Start of Entries provided

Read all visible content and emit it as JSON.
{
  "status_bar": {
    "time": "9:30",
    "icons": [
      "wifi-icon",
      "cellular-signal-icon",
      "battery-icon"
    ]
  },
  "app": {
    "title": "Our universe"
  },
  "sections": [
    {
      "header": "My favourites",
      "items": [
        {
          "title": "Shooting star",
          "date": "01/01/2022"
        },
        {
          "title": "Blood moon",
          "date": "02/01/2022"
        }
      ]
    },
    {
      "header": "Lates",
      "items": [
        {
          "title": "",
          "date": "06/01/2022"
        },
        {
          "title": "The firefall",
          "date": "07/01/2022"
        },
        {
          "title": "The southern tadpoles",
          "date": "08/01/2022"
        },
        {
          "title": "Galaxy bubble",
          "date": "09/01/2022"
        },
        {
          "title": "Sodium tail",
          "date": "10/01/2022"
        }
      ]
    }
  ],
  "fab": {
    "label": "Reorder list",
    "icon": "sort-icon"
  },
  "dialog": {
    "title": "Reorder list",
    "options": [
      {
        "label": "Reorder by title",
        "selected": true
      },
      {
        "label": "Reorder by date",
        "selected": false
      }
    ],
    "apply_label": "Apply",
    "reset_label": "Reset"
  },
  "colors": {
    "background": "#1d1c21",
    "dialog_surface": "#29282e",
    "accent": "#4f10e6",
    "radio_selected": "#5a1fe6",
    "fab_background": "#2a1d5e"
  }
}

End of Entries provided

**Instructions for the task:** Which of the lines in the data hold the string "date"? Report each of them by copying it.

**Answer to this problem:**
          "date": "01/01/2022"
          "date": "02/01/2022"
          "date": "06/01/2022"
          "date": "07/01/2022"
          "date": "08/01/2022"
          "date": "09/01/2022"
          "date": "10/01/2022"
        "label": "Reorder by date",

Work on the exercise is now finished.